The July 16 th deadline is quickly approaching for hopeful candidates trying to be on the November ballot.
These candidates are among more than 250 candidates who were kicked off the ballot last month when the state Supreme Court determined they didn't file their financial paperwork correctly.
They are now required to collect at least five percent of registered voters signatures in the district in which they are running.
On Monday, the signatures head to the state Election Commission in Columbia. They then go on to the local county Election Commissions where they will have a month to go through them signature by signature to verify that they are all registered voters within the appropriate districts.
Although this has created a lot of extra work for the hopeful candidates, some say it may have helped their campaign.
"It was a blessing in disguise," says District 105 hopeful petition candidate Bill Wiegand.
Dennis Di S abato says he is counting down the days until he can turn his signatures in.
"What my number one focus is until the day that they have to be handed in is to just kind of go through and try to verify as much information we received as possible," Di S abato says.
Weigand says he has already started the verifying process to make sure each signature is valid.
" Y ou check their voter ID , and you check their date of birth , and that was monoton ous. T hat was the worst part of this whole deal," he said.
Both candidates admit that there has been a silver lining to this chaotic process.
"Well , it certainly gives you little more exposure to people by going door to door and letting people know who you are and what your mission is," says Di S abato.
Weigand realizes how important each signature is . "Those are going to be the people that are voting for me."
And while the work to collect signatures may be finished, candidates are already looking towards the November election.

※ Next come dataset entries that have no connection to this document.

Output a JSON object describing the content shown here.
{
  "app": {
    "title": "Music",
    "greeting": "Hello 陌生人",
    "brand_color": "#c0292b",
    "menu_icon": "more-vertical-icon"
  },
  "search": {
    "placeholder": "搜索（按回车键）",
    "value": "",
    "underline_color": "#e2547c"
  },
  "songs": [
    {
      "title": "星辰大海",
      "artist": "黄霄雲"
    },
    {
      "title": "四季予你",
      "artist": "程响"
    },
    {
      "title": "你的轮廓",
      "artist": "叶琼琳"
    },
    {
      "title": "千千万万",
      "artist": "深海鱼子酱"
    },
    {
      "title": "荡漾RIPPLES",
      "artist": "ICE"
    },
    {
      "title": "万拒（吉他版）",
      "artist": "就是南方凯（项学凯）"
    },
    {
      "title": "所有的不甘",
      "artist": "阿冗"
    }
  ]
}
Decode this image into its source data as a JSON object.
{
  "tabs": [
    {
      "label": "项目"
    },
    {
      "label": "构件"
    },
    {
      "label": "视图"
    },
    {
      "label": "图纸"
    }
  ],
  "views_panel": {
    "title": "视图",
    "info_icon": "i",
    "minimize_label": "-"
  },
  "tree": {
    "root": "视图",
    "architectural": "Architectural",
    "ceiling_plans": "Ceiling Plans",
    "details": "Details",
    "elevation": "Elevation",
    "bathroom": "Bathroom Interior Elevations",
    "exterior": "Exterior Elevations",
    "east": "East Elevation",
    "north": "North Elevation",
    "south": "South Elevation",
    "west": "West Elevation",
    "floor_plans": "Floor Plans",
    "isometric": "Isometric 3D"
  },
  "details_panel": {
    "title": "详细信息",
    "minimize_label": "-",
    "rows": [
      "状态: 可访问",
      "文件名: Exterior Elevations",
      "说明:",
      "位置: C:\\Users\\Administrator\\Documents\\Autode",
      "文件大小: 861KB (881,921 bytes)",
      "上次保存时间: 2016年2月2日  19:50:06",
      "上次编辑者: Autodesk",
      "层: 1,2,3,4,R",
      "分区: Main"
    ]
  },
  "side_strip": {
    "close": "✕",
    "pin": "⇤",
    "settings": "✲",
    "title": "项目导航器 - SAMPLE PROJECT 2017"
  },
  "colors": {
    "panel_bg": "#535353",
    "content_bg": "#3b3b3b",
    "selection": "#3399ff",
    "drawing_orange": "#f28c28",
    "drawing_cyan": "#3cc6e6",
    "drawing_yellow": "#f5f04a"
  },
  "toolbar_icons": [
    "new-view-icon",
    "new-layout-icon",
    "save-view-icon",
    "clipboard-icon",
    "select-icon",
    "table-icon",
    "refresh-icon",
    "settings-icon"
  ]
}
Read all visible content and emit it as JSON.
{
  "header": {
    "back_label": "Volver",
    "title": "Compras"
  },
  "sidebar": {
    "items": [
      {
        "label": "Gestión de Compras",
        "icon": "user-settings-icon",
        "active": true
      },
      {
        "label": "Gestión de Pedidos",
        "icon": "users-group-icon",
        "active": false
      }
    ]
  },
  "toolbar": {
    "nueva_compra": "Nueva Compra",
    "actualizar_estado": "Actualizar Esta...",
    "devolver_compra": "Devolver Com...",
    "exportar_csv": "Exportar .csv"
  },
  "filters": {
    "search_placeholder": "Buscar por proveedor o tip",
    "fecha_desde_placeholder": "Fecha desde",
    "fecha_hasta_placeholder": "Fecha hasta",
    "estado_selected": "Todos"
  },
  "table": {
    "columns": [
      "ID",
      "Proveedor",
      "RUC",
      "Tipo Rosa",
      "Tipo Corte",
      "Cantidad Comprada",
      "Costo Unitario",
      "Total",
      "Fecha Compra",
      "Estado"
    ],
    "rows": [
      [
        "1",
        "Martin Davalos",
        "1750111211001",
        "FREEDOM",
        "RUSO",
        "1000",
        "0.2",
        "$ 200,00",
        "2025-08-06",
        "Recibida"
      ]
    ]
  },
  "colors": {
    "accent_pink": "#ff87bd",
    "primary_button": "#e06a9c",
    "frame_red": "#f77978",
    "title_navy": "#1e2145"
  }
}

"It's not ove r. W e've got a lot of work to do . 'C ause come November 6th, we've better have our ducks in gear," says Weigand.